a sentence composed of at least one main clause and one subordinate clause
a sentence composed of at least two coordinate independent clauses
declarative sentence, declaratory sentence
a sentence (in the indicative mood) that makes a declaration
an ungrammatical sentence in which two or more independent clauses are conjoined without a conjunction
a sentence that states the topic of its paragraph
interrogation, interrogative, interrogative sentence, question
a sentence of inquiry that asks for a reply
a complex sentence in which the main clause comes first and the subordinate clause follows
a complex sentence in which the main clause comes last and is preceded by the subordinate clause
a question asked in cross-examination
a question phrased in such a way as to suggest the desired answer; a lawyer may ask leading questions on cross-examination

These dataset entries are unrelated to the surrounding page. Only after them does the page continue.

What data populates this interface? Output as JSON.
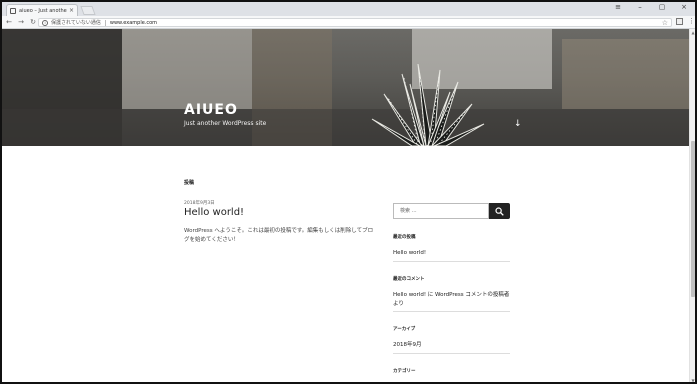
{
  "browser": {
    "tab_title": "aiueo – Just another Wo",
    "tab_close": "×",
    "window_controls": [
      "≡",
      "–",
      "▢",
      "×"
    ],
    "nav": {
      "back": "←",
      "forward": "→",
      "reload": "↻"
    },
    "security_label": "保護されていない通信",
    "url": "www.example.com",
    "star": "☆",
    "menu": "⋮"
  },
  "site": {
    "title": "AIUEO",
    "tagline": "Just another WordPress site",
    "scroll_arrow": "↓"
  },
  "main": {
    "page_label": "投稿",
    "post": {
      "date": "2018年9月3日",
      "title": "Hello world!",
      "body": "WordPress へようこそ。これは最初の投稿です。編集もしくは削除してブログを始めてください！"
    }
  },
  "sidebar": {
    "search_placeholder": "検索 …",
    "widgets": {
      "recent_posts_title": "最近の投稿",
      "recent_post_link": "Hello world!",
      "recent_comments_title": "最近のコメント",
      "recent_comment_text": "Hello world! に WordPress コメントの投稿者 より",
      "archives_title": "アーカイブ",
      "archive_link": "2018年9月",
      "categories_title": "カテゴリー"
    }
  },
  "colors": {
    "chrome_bg": "#dee1e6",
    "text": "#222222",
    "search_button": "#222222",
    "hero_text": "#ffffff"
  }
}
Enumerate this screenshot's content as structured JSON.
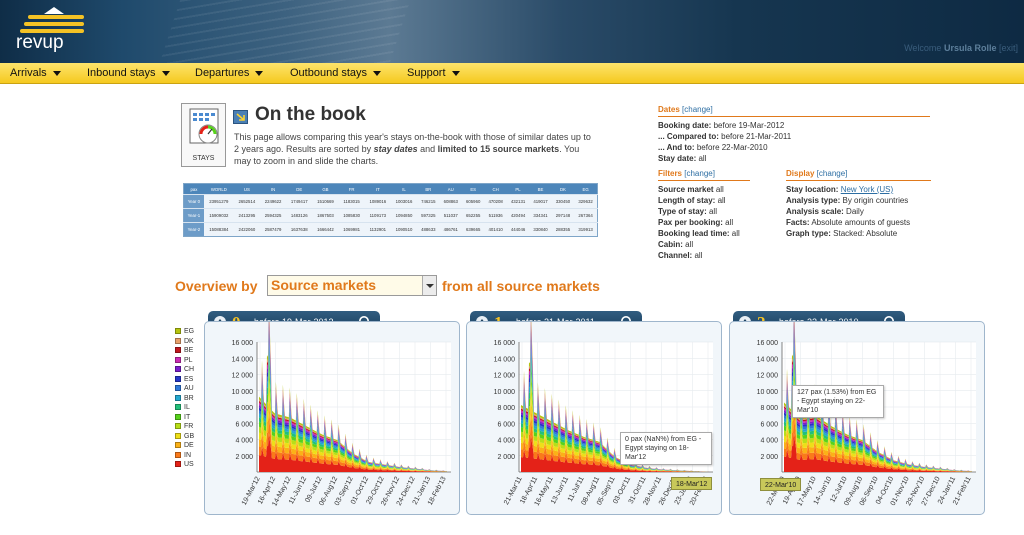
{
  "header": {
    "logo_text": "revup",
    "welcome_label": "Welcome",
    "welcome_user": "Ursula Rolle",
    "welcome_suffix": "[exit]"
  },
  "nav": [
    {
      "label": "Arrivals"
    },
    {
      "label": "Inbound stays"
    },
    {
      "label": "Departures"
    },
    {
      "label": "Outbound stays"
    },
    {
      "label": "Support"
    }
  ],
  "page": {
    "icon_label": "STAYS",
    "title": "On the book",
    "desc_1": "This page allows comparing this year's stays on-the-book with those of similar dates up to 2 years ago. Results are sorted by ",
    "desc_b1": "stay dates",
    "desc_2": " and ",
    "desc_b2": "limited to 15 source markets",
    "desc_3": ". You may to zoom in and slide the charts."
  },
  "table": {
    "headers": [
      "pax",
      "WORLD",
      "US",
      "IN",
      "DE",
      "GB",
      "FR",
      "IT",
      "IL",
      "BR",
      "AU",
      "ES",
      "CH",
      "PL",
      "BE",
      "DK",
      "EG"
    ],
    "rows": [
      [
        "Year 0",
        "23951279",
        "2652514",
        "2249622",
        "1749417",
        "1510669",
        "1183015",
        "1089016",
        "1003016",
        "746215",
        "608863",
        "605960",
        "470208",
        "432131",
        "419017",
        "330450",
        "329632"
      ],
      [
        "Year-1",
        "15909032",
        "2413295",
        "2594325",
        "1483126",
        "1867503",
        "1085830",
        "1109173",
        "1094850",
        "597325",
        "511037",
        "652255",
        "511936",
        "420494",
        "334341",
        "297148",
        "267364"
      ],
      [
        "Year-2",
        "15088384",
        "2422060",
        "2587479",
        "1637638",
        "1666442",
        "1069981",
        "1132901",
        "1090510",
        "488633",
        "486761",
        "639665",
        "401410",
        "444046",
        "330840",
        "288355",
        "319913"
      ]
    ]
  },
  "dates": {
    "title": "Dates",
    "change": "[change]",
    "booking_label": "Booking date:",
    "booking_value": "before 19-Mar-2012",
    "compared_label": "... Compared to:",
    "compared_value": "before 21-Mar-2011",
    "andto_label": "... And to:",
    "andto_value": "before 22-Mar-2010",
    "stay_label": "Stay date:",
    "stay_value": "all"
  },
  "filters": {
    "title": "Filters",
    "change": "[change]",
    "items": [
      {
        "label": "Source market",
        "value": "all"
      },
      {
        "label": "Length of stay:",
        "value": "all"
      },
      {
        "label": "Type of stay:",
        "value": "all"
      },
      {
        "label": "Pax per booking:",
        "value": "all"
      },
      {
        "label": "Booking lead time:",
        "value": "all"
      },
      {
        "label": "Cabin:",
        "value": "all"
      },
      {
        "label": "Channel:",
        "value": "all"
      }
    ]
  },
  "display": {
    "title": "Display",
    "change": "[change]",
    "items": [
      {
        "label": "Stay location:",
        "value": "New York (US)"
      },
      {
        "label": "Analysis type:",
        "value": "By origin countries"
      },
      {
        "label": "Analysis scale:",
        "value": "Daily"
      },
      {
        "label": "Facts:",
        "value": "Absolute amounts of guests"
      },
      {
        "label": "Graph type:",
        "value": "Stacked: Absolute"
      }
    ]
  },
  "overview": {
    "prefix": "Overview by",
    "select_value": "Source markets",
    "suffix": "from all source markets"
  },
  "legend": [
    {
      "label": "EG",
      "color": "#b5c40e"
    },
    {
      "label": "DK",
      "color": "#e8a06a"
    },
    {
      "label": "BE",
      "color": "#c0161d"
    },
    {
      "label": "PL",
      "color": "#ca2cb4"
    },
    {
      "label": "CH",
      "color": "#7a1ecb"
    },
    {
      "label": "ES",
      "color": "#2536c7"
    },
    {
      "label": "AU",
      "color": "#2f78d8"
    },
    {
      "label": "BR",
      "color": "#23a8cf"
    },
    {
      "label": "IL",
      "color": "#22c07a"
    },
    {
      "label": "IT",
      "color": "#57d21b"
    },
    {
      "label": "FR",
      "color": "#b8de18"
    },
    {
      "label": "GB",
      "color": "#eedf18"
    },
    {
      "label": "DE",
      "color": "#fbb117"
    },
    {
      "label": "IN",
      "color": "#fa7a1a"
    },
    {
      "label": "US",
      "color": "#e42218"
    }
  ],
  "panels": [
    {
      "num": "0.",
      "title": "before 19-Mar-2012",
      "yticks": [
        "16 000",
        "14 000",
        "12 000",
        "10 000",
        "8 000",
        "6 000",
        "4 000",
        "2 000"
      ],
      "xticks": [
        "19-Mar'12",
        "16-Apr'12",
        "14-May'12",
        "11-Jun'12",
        "09-Jul'12",
        "06-Aug'12",
        "03-Sep'12",
        "01-Oct'12",
        "29-Oct'12",
        "26-Nov'12",
        "24-Dec'12",
        "21-Jan'13",
        "18-Feb'13"
      ]
    },
    {
      "num": "1.",
      "title": "before 21-Mar-2011",
      "yticks": [
        "16 000",
        "14 000",
        "12 000",
        "10 000",
        "8 000",
        "6 000",
        "4 000",
        "2 000"
      ],
      "xticks": [
        "21-Mar'11",
        "18-Apr'11",
        "16-May'11",
        "13-Jun'11",
        "11-Jul'11",
        "08-Aug'11",
        "05-Sep'11",
        "03-Oct'11",
        "31-Oct'11",
        "28-Nov'11",
        "26-Dec'11",
        "23-Jan'12",
        "20-Feb'12"
      ],
      "tooltip": "0 pax (NaN%) from EG - Egypt staying on 18-Mar'12",
      "flag": "18-Mar'12"
    },
    {
      "num": "2.",
      "title": "before 22-Mar-2010",
      "yticks": [
        "16 000",
        "14 000",
        "12 000",
        "10 000",
        "8 000",
        "6 000",
        "4 000",
        "2 000"
      ],
      "xticks": [
        "22-Mar'10",
        "19-Apr'10",
        "17-May'10",
        "14-Jun'10",
        "12-Jul'10",
        "09-Aug'10",
        "06-Sep'10",
        "04-Oct'10",
        "01-Nov'10",
        "29-Nov'10",
        "27-Dec'10",
        "24-Jan'11",
        "21-Feb'11"
      ],
      "tooltip": "127 pax (1.53%) from EG - Egypt staying on 22-Mar'10",
      "flag": "22-Mar'10"
    }
  ],
  "chart_data": [
    {
      "type": "area",
      "title": "before 19-Mar-2012",
      "ylim": [
        0,
        16000
      ],
      "x": [
        "19-Mar'12",
        "16-Apr'12",
        "14-May'12",
        "11-Jun'12",
        "09-Jul'12",
        "06-Aug'12",
        "03-Sep'12",
        "01-Oct'12",
        "29-Oct'12",
        "26-Nov'12",
        "24-Dec'12",
        "21-Jan'13",
        "18-Feb'13"
      ],
      "series": [
        {
          "name": "total",
          "values": [
            9000,
            7000,
            6500,
            5500,
            4500,
            3800,
            2200,
            1200,
            900,
            600,
            400,
            200,
            100
          ]
        }
      ]
    },
    {
      "type": "area",
      "title": "before 21-Mar-2011",
      "ylim": [
        0,
        16000
      ],
      "x": [
        "21-Mar'11",
        "18-Apr'11",
        "16-May'11",
        "13-Jun'11",
        "11-Jul'11",
        "08-Aug'11",
        "05-Sep'11",
        "03-Oct'11",
        "31-Oct'11",
        "28-Nov'11",
        "26-Dec'11",
        "23-Jan'12",
        "20-Feb'12"
      ],
      "series": [
        {
          "name": "total",
          "values": [
            8000,
            7000,
            6000,
            5000,
            4200,
            3600,
            1800,
            900,
            500,
            300,
            200,
            100,
            0
          ]
        }
      ]
    },
    {
      "type": "area",
      "title": "before 22-Mar-2010",
      "ylim": [
        0,
        16000
      ],
      "x": [
        "22-Mar'10",
        "19-Apr'10",
        "17-May'10",
        "14-Jun'10",
        "12-Jul'10",
        "09-Aug'10",
        "06-Sep'10",
        "04-Oct'10",
        "01-Nov'10",
        "29-Nov'10",
        "27-Dec'10",
        "24-Jan'11",
        "21-Feb'11"
      ],
      "series": [
        {
          "name": "total",
          "values": [
            8300,
            6500,
            6800,
            5500,
            4500,
            3800,
            2400,
            1400,
            900,
            600,
            400,
            200,
            100
          ]
        }
      ]
    }
  ]
}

a question that can be answered by yes or no
n (criminal law) a final judgment of guilty in a criminal case and the punishment that is imposed
a judgment of not guilty
conviction for murder
conviction for rape
conviction for robbery